Warrenton, Ore. 97146
J.L. Eager, Inc.
P.O. Box 540476
526 No. 700 W.
North Salt Lake, Utah 84054
Follow curriculum guidelines for hatchery class at Skagway City School District which include, but are not limited to, the following basic continuing activities. The students' exposure to increased biological and environmental awareness and responsibility is always the main focus.
- In class studies of all species of Pacific Salmon, their culturing, all related materials, commercial uses, and environmental concerns of marine, fresh water, and estuary habitats with emphasis on Alaska.
- Continued rearing of last year's fry.
- Capture adults returning to Pullen Creek using seine net or weir. Possible species: Pink, Coho, Chinook.
- Fertilize eggs.
- Incubate fertilized eggs in Heath trays until ponding.
- Monitor feed, health, and growth of fish until their release.
- Process paperwork necessary for continuance of program. This includes permitting, public relations, and other correspondence.
Method of Assessment/Evaluation
- Most work is done on a group basis. A daily grade from 0-10 is recorded for each student by the teacher on the basis of participation and attitude.
- Tests of materials studied or procedures used are given periodically.
- An essay is required each semester.
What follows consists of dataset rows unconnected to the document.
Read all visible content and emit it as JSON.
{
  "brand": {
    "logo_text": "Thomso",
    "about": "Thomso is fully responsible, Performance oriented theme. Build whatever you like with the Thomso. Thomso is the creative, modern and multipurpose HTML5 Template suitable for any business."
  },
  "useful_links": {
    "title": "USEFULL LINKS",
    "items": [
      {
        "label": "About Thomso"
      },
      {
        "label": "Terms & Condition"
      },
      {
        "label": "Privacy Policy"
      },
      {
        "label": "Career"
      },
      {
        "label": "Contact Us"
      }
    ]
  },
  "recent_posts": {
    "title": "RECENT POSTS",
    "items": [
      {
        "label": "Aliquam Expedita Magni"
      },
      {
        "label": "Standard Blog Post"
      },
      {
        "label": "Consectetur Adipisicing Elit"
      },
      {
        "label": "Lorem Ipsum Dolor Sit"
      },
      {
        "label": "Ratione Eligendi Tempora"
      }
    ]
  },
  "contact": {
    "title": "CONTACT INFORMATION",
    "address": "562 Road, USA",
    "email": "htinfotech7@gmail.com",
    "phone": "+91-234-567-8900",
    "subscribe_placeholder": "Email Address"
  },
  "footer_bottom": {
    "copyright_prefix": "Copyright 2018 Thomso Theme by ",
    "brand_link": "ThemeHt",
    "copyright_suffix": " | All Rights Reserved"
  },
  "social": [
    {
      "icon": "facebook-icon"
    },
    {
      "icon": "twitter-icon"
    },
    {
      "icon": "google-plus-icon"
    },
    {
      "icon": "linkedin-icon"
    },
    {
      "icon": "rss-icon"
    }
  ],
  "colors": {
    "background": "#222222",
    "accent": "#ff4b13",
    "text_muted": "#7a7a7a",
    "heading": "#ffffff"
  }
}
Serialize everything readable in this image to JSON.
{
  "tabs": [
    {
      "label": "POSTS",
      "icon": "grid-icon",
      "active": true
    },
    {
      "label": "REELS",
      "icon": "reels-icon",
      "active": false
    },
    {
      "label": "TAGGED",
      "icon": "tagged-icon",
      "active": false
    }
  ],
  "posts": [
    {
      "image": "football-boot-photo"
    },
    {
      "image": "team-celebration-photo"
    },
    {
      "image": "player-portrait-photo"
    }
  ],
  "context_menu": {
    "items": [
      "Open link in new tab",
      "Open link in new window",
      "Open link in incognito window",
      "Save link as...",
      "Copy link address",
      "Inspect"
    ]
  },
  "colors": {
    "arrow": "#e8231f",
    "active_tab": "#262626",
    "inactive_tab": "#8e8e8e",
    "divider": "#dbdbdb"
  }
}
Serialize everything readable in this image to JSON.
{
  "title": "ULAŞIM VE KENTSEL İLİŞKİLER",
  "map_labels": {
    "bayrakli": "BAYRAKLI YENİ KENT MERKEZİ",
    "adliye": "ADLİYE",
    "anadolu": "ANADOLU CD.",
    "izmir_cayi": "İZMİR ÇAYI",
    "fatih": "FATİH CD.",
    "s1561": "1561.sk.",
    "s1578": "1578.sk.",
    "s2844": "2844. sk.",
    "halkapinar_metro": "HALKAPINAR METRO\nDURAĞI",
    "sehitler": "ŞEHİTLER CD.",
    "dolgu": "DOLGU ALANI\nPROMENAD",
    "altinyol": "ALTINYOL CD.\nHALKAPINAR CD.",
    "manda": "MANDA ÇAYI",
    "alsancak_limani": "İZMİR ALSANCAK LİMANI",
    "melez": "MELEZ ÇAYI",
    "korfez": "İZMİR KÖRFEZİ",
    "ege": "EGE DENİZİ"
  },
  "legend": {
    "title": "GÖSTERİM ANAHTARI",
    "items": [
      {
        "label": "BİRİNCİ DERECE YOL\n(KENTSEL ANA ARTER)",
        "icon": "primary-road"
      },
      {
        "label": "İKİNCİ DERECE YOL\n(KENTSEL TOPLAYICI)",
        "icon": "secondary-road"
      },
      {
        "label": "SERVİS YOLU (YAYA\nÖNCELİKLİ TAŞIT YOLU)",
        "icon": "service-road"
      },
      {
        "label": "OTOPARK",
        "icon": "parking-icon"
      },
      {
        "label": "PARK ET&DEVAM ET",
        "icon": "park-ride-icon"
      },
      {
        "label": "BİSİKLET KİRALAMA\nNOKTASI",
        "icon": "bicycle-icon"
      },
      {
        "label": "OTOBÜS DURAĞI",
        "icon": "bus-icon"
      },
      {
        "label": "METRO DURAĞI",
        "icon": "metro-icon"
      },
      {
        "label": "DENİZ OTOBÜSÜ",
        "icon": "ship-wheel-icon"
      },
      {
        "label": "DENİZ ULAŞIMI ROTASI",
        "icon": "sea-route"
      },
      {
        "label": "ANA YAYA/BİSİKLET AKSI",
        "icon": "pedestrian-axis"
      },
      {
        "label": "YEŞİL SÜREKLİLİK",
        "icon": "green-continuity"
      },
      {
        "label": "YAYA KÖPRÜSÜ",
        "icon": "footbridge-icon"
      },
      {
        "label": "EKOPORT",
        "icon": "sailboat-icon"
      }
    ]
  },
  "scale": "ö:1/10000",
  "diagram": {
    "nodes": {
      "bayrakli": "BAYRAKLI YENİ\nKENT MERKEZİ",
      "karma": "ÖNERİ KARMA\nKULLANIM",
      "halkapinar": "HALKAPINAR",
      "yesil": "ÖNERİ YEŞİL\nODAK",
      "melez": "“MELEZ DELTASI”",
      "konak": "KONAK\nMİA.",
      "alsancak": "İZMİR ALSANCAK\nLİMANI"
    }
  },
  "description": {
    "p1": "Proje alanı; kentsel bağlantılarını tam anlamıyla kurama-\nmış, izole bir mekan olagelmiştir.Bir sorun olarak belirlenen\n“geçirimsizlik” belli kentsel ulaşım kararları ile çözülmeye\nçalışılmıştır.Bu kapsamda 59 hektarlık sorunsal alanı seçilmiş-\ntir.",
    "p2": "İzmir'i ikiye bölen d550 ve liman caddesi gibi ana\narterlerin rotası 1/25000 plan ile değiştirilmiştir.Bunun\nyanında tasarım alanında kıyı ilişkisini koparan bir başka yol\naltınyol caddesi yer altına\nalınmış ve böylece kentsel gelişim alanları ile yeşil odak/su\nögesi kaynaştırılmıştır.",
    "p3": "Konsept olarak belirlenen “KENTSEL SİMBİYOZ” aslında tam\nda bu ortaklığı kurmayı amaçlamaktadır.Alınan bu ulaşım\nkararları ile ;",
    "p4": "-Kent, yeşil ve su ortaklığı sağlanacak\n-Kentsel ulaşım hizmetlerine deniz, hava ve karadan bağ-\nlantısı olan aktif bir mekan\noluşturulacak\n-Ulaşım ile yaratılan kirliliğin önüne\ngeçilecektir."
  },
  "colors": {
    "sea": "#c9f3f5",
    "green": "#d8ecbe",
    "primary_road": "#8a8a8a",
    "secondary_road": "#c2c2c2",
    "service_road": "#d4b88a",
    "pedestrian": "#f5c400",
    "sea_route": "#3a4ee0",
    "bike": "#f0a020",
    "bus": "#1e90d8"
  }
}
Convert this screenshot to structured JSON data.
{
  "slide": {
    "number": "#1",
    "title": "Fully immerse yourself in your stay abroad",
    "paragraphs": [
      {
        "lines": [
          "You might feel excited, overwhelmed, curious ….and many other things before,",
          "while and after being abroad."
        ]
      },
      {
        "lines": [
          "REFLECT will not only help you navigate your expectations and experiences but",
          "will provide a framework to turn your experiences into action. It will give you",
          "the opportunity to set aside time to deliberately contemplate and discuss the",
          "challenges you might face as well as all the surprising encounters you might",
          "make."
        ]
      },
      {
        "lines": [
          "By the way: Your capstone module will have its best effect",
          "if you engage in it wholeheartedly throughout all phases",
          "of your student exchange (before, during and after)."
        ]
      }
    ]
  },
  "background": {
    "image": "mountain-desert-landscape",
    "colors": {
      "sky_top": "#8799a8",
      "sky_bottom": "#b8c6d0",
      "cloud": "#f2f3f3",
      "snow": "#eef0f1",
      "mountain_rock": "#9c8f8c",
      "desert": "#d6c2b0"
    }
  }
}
This class is one of the most popular classes at our school. We are wide open as to what we can study. Field trips are always motivational in any educational setting. Watching your eggs develop, knowing that they will return 2-6 years later anywhere from 3 to 45 lbs. is an experience most students don't have the opportunity to participate in.
If this project were discontinued or became larger than our school could handle, which is often an area of debate, many would be disappointed. I have looked into possibilities. The talapia were mentioned, but I don't think Alaska would allow this. There are lobster culture programs available where the adults are returned to be released in the wild, but Alaska may be too far removed from their release sites. If I had to, we would work with ecosystems containing algae, protists, daphnia, triops, shrimp, snails, and killfish. Many suppliers offer this system.
Again, specific activities we engage in can be shared with anyone interested. We also are very interested in anyone involved in similar activities. We have heard about a school in the Petaluma, California area working with endangered Sacramento Kings, but have not researched this yet.
Keep smiling, don't get stuck in a rut. Take some chances and get as many people as you can involved from day one. Keep them involved. Do your public relations!